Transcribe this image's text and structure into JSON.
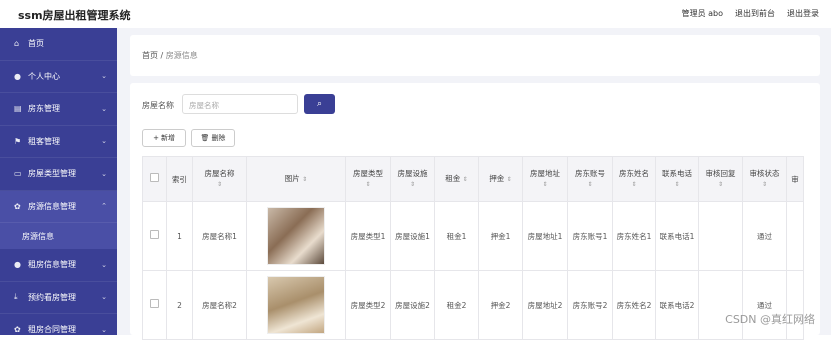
{
  "app": {
    "title": "ssm房屋出租管理系统"
  },
  "topnav": {
    "admin": "管理员 abo",
    "front": "退出到前台",
    "logout": "退出登录"
  },
  "sidebar": {
    "items": [
      {
        "label": "首页",
        "icon": "home-icon"
      },
      {
        "label": "个人中心",
        "icon": "user-icon"
      },
      {
        "label": "房东管理",
        "icon": "building-icon"
      },
      {
        "label": "租客管理",
        "icon": "flag-icon"
      },
      {
        "label": "房屋类型管理",
        "icon": "chat-icon"
      },
      {
        "label": "房源信息管理",
        "icon": "gear-icon"
      },
      {
        "label": "房源信息"
      },
      {
        "label": "租房信息管理",
        "icon": "user-icon"
      },
      {
        "label": "预约看房管理",
        "icon": "download-icon"
      },
      {
        "label": "租房合同管理",
        "icon": "gear-icon"
      }
    ]
  },
  "breadcrumb": {
    "home": "首页",
    "sep": "/",
    "current": "房源信息"
  },
  "search": {
    "label": "房屋名称",
    "placeholder": "房屋名称"
  },
  "actions": {
    "add": "新增",
    "delete": "删除"
  },
  "table": {
    "headers": [
      "索引",
      "房屋名称",
      "图片",
      "房屋类型",
      "房屋设施",
      "租金",
      "押金",
      "房屋地址",
      "房东账号",
      "房东姓名",
      "联系电话",
      "审核回复",
      "审核状态",
      "审"
    ],
    "rows": [
      {
        "index": "1",
        "name": "房屋名称1",
        "type": "房屋类型1",
        "facility": "房屋设施1",
        "rent": "租金1",
        "deposit": "押金1",
        "address": "房屋地址1",
        "account": "房东账号1",
        "owner": "房东姓名1",
        "phone": "联系电话1",
        "reply": "",
        "status": "通过"
      },
      {
        "index": "2",
        "name": "房屋名称2",
        "type": "房屋类型2",
        "facility": "房屋设施2",
        "rent": "租金2",
        "deposit": "押金2",
        "address": "房屋地址2",
        "account": "房东账号2",
        "owner": "房东姓名2",
        "phone": "联系电话2",
        "reply": "",
        "status": "通过"
      }
    ]
  },
  "watermark": "CSDN @真红网络",
  "colors": {
    "sidebar": "#3a3f95",
    "accent": "#3a3f95"
  }
}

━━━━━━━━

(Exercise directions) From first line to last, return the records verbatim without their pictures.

(Response area)
Transcribe this image's text and structure into JSON.
{
  "app": {
    "title": "ssm房屋出租管理系统"
  },
  "topnav": {
    "admin": "管理员 abo",
    "front": "退出到前台",
    "logout": "退出登录"
  },
  "sidebar": {
    "items": [
      {
        "label": "首页",
        "icon": "home-icon"
      },
      {
        "label": "个人中心",
        "icon": "user-icon"
      },
      {
        "label": "房东管理",
        "icon": "building-icon"
      },
      {
        "label": "租客管理",
        "icon": "flag-icon"
      },
      {
        "label": "房屋类型管理",
        "icon": "chat-icon"
      },
      {
        "label": "房源信息管理",
        "icon": "gear-icon"
      },
      {
        "label": "房源信息"
      },
      {
        "label": "租房信息管理",
        "icon": "user-icon"
      },
      {
        "label": "预约看房管理",
        "icon": "download-icon"
      },
      {
        "label": "租房合同管理",
        "icon": "gear-icon"
      }
    ]
  },
  "breadcrumb": {
    "home": "首页",
    "sep": "/",
    "current": "房源信息"
  },
  "search": {
    "label": "房屋名称",
    "placeholder": "房屋名称"
  },
  "actions": {
    "add": "新增",
    "delete": "删除"
  },
  "table": {
    "headers": [
      "索引",
      "房屋名称",
      "图片",
      "房屋类型",
      "房屋设施",
      "租金",
      "押金",
      "房屋地址",
      "房东账号",
      "房东姓名",
      "联系电话",
      "审核回复",
      "审核状态",
      "审"
    ],
    "rows": [
      {
        "index": "1",
        "name": "房屋名称1",
        "type": "房屋类型1",
        "facility": "房屋设施1",
        "rent": "租金1",
        "deposit": "押金1",
        "address": "房屋地址1",
        "account": "房东账号1",
        "owner": "房东姓名1",
        "phone": "联系电话1",
        "reply": "",
        "status": "通过"
      },
      {
        "index": "2",
        "name": "房屋名称2",
        "type": "房屋类型2",
        "facility": "房屋设施2",
        "rent": "租金2",
        "deposit": "押金2",
        "address": "房屋地址2",
        "account": "房东账号2",
        "owner": "房东姓名2",
        "phone": "联系电话2",
        "reply": "",
        "status": "通过"
      }
    ]
  },
  "watermark": "CSDN @真红网络",
  "colors": {
    "sidebar": "#3a3f95",
    "accent": "#3a3f95"
  }
}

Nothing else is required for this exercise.